Her project began to take shape her junior year, when she developed a small project for a psychology class that examined the relationship between inhibitory controls in bilingual speakers. “Her preparation,” said Blythe, “included an extensive review of the scientific literature.”
“When considering research interests for my honors thesis, I drew on my own experience,” said Knabe, who is bilingual. “Growing up in Berlin, Germany, to a German father and an American mother, I have always been curious about the effect language has on the brain beyond the mere cultural enrichment. When working with refugees in Berlin this past summer as an Endeavor Scholar, I further recognized that language extensively influences one’s sense of identity and belonging. Because we use language every single day, we would expect that it also makes a lasting impact on brain structure and function. After all, the notion that certain experiences fundamentally reshape the brain is not novel. I would find myself listening to lectures by Ellen Bialystok, a leading researcher on the impact of bilingualism on cognition, while mounting rat brain slices on slides. I hope to translate my bilingual upbringing living abroad into a rigorous scientific study and contribute to a field that may reformulate the way we view second language learning.”

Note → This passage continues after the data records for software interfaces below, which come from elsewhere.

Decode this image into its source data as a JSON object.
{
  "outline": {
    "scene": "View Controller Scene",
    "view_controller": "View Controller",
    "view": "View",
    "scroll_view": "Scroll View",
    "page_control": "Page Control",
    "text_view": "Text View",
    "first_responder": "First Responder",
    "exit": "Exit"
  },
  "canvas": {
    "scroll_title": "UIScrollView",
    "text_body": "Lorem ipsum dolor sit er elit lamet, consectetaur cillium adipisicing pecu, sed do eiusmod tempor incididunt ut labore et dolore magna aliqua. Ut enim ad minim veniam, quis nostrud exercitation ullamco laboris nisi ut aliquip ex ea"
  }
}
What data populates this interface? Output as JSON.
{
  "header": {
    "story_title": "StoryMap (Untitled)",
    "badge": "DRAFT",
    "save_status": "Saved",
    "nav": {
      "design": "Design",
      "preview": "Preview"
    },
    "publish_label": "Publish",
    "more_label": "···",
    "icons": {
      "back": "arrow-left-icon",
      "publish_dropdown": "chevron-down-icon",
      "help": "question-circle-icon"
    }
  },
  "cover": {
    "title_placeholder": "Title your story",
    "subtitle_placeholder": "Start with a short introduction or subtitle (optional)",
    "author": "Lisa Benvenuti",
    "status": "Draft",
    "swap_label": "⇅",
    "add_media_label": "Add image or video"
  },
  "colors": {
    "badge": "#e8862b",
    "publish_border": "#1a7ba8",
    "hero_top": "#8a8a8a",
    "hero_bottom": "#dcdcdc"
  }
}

Although Knabe was working in Germany over the summer, she also spent those months working on her senior thesis. “Melina created an online testing program, writing the code and creating the tests herself,” said Blythe, who is Knabe’s academic advisor. “When she returned for Fall term, she finalized her proposal for this competition, and it is a beautifully written, well-though-out, well-reasoned project. Other studies have focused on just one language combination, but what’s different in Melina’s approach is that her online test will allow her to target a large variety of bilingual speakers of all ages.”
Knabe has already conducted beta testing of her online survey and expects to go live by early November. She hopes her project will answer several questions: What type of bilingual experience contributes advantageously to executive function? At what age, if at all, is the bilingual advantage robust? Could a directed forgetting paradigm be implemented in bilingualism research? How do inhibitory control, cognitive flexibility and working memory interact across the lifespan of a mono- and bilingual?
She will use her grant money for several different purposes. “The test kits I am using to assess vocabulary and intelligence scores have an associated purchasing cost,” she said. “In addition, I would like to contribute monetarily to the open-source online survey platform I am using. Finally, recruiting participants can be difficult and providing a monetary incentive will help encourage participation.”
Knabe plans to earn a Ph.D. in cognitive and educational psychology and pursue a career teaching in higher education. “I believe that graduate school will allow me to investigate the effect of language on brain structure and function, as well as its rich associations with society and culture,” said Knabe. “Throughout my career as an educator, I hope to extend my research beyond the perimeter of a university. I am passionately interested in working to implement educational policy changes in second-language learning, and I believe graduate studies will help me conduct applied research on complex questions of broader significance.”